By Susan Braden
Bulimia nervosa, estimated to be present in 5% to even 40% of collegiate females, as well as in other population segments, is a severe health condition on the rise in the United States. This eating disorder may not only affect your general healthiness and livelihood, but also may inflict serious oral problems. If you are currently experimenting with bulimia, it is important to consider its health risks and the permanent damage it may cause to your long-term lifestyle. Knowledge of the following health effects, along with the treatments available for patients with bulimia, may help you attain the best oral health for yourself and your loved ones.

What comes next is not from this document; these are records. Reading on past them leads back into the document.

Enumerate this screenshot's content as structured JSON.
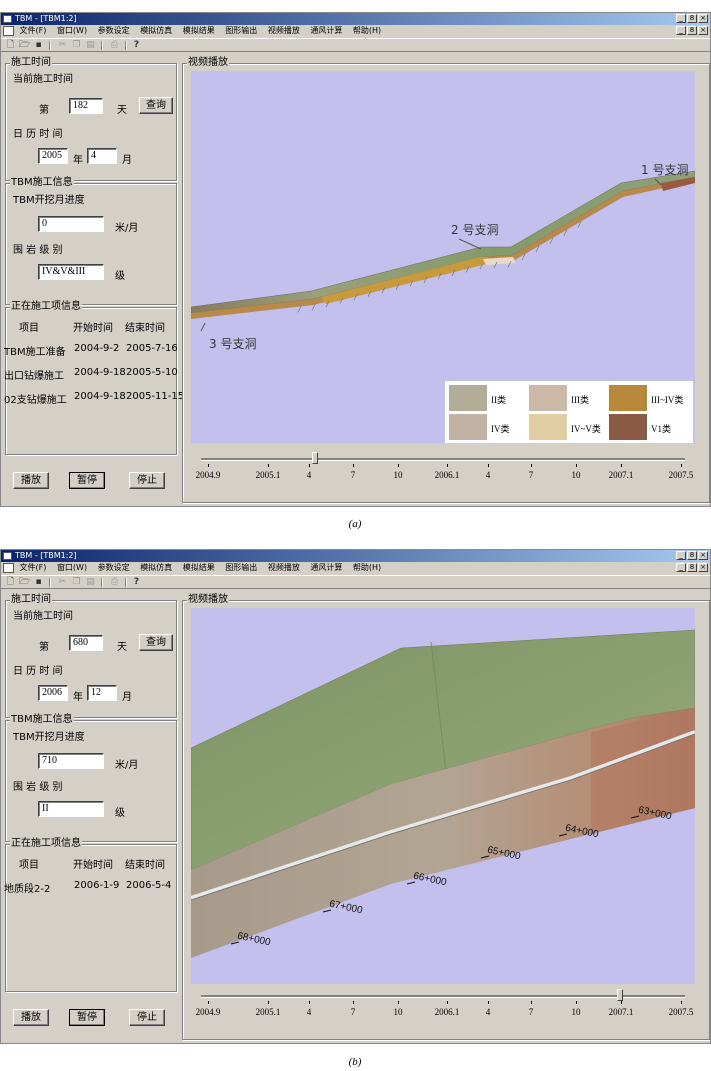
{
  "window_title": "TBM - [TBM1:2]",
  "menu": [
    "文件(F)",
    "窗口(W)",
    "参数设定",
    "模拟仿真",
    "模拟结果",
    "图形输出",
    "视频播放",
    "通风计算",
    "帮助(H)"
  ],
  "window_controls": [
    "_",
    "8",
    "×"
  ],
  "labels": {
    "construction_time_group": "施工时间",
    "current_construction_time": "当前施工时间",
    "day_prefix": "第",
    "day_suffix": "天",
    "query_button": "查询",
    "calendar_time": "日 历 时 间",
    "year_unit": "年",
    "month_unit": "月",
    "tbm_info_group": "TBM施工信息",
    "tbm_monthly_progress": "TBM开挖月进度",
    "progress_unit": "米/月",
    "rock_grade_label": "围 岩 级 别",
    "grade_unit": "级",
    "current_items_group": "正在施工项信息",
    "col_item": "项目",
    "col_start": "开始时间",
    "col_end": "结束时间",
    "video_group": "视频播放",
    "play_button": "播放",
    "pause_button": "暂停",
    "stop_button": "停止"
  },
  "timeline_ticks": [
    "2004.9",
    "2005.1",
    "4",
    "7",
    "10",
    "2006.1",
    "4",
    "7",
    "10",
    "2007.1",
    "2007.5"
  ],
  "panel_a": {
    "caption": "(a)",
    "day": "182",
    "year": "2005",
    "month": "4",
    "monthly_progress": "0",
    "rock_grade": "IV&V&III",
    "slider_fraction": 0.235,
    "items": [
      {
        "name": "TBM施工准备",
        "start": "2004-9-2",
        "end": "2005-7-16"
      },
      {
        "name": "出口钻爆施工",
        "start": "2004-9-18",
        "end": "2005-5-10"
      },
      {
        "name": "02支钻爆施工",
        "start": "2004-9-18",
        "end": "2005-11-15"
      }
    ],
    "annotations": [
      "1 号支洞",
      "2 号支洞",
      "3 号支洞"
    ],
    "legend": [
      {
        "label": "II类",
        "color": "#b2ad98"
      },
      {
        "label": "III类",
        "color": "#cdb9a8"
      },
      {
        "label": "III~IV类",
        "color": "#b8893a"
      },
      {
        "label": "IV类",
        "color": "#c1b2a3"
      },
      {
        "label": "IV~V类",
        "color": "#e2cda3"
      },
      {
        "label": "V1类",
        "color": "#8a5a45"
      }
    ]
  },
  "panel_b": {
    "caption": "(b)",
    "day": "680",
    "year": "2006",
    "month": "12",
    "monthly_progress": "710",
    "rock_grade": "II",
    "slider_fraction": 0.865,
    "items": [
      {
        "name": "地质段2-2",
        "start": "2006-1-9",
        "end": "2006-5-4"
      }
    ],
    "stations": [
      "63+000",
      "64+000",
      "65+000",
      "66+000",
      "67+000",
      "68+000"
    ]
  }
}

Bulimia nervosa, commonly shortened to “bulimia,” is an eating disorder in which an individual engages in vomiting, usually after binging on an inordinate amount of food. This behavior typically results from poor body image, and it can culminate in related substance abuse, depression, anxiety disorders, severe malnutrition, and even death.
This eating disorder may result in severe, less than affordable dental problems. Bulimia initially causes enamel erosion – the act of purging washes the interior of your upper front teeth in stomach acid, greatly wearing down their protective enamel coating. Purging results in significant reduction in the chewing surfaces of your back molars, changes in bite due to loss of tooth structure, nerve exposure in teeth, increased sensitivity to extreme temperatures, numerous cavities, and nerve infection. While it can take 2-3 years for significant damage to appear, each act of purging erodes a percentage of enamel, making it more difficult to protect your teeth from infection and other damage despite affordable dental preventative care. Malnutrition and dehydration from this eating disorder also cause gum damage with reduced ability to heal, and it can increase risk of periodontal disease.
Bulimia also causes problems in other tissues inside the mouth. The salivary glands, particularly those in your cheeks, can become swollen due to frequent vomiting. Bulimics may also experience dry mouth due to the abuse of laxatives or due to the dehydration from vomiting. Vomiting may also injure the sensitive soft palate at the top of the mouth.
If you or someone you love are caught in a bulimic lifestyle, there are several treatment options available to receive help. You should first consider consulting a licensed counselor or psychiatrist to help with the psychiatric issues central to bulimia. A nutritionist can construct you a healthy diet and exercise routine for profitable weight loss. Your dentist will also be able to help with the adverse, less than affordable dental effects bulimia inflicts on your teeth. Such treatments include a professional cleaning with the hygienist, in-office fluoride treatment, at-home fluoride gel to brush with, daily fluoride rinse (containing at least 0.5% fluoride), and brushing and flossing several times a day. Your dentist may also prescribe artificial saliva to aid dry mouth and swollen glands, and may recommend an affordable dental plan or insurance to cut the cost of treatment.
Since this disorder tends to require a progressive transition out of actively-induced vomiting, you should be aware of several oral treatments to build into your routine during the recovery process. First, do not brush your teeth immediately after purging. In that moment the stomach acid is eroding your enamel, and brushing immediately will only further the erosion. Instead, rinse your mouth with water to balance out this acid – you may even want to mix baking soda into the water. You may also consider using a desensitizing toothpaste to eliminate some dental pain, especially when your teeth come in contact with hot or cold substances. Finally, schedule an appointment with your dentist to assess your oral health index and necessity for any available affordable dental care. If you have incurred significant enamel loss, know that the dentist will need to wait until you are no longer purging before he or she can repair dental damage or aesthetically treat your teeth.
As incidences of this disorder rise in the United States and worldwide, knowing the facts can greatly aid in both bulimia prevention and helping those already caught in its net. Thankfully, treatment for the resultant health effects is easily accessible and ranges from home remedies to affordable dental care and professional aid. If you or a loved one has entered into a bulimic lifestyle, you can take steps to help curb the effects of the disorder and find healing. Delaying action only increases the chances of lifelong consequences, so remember that the time to choose recovery is now.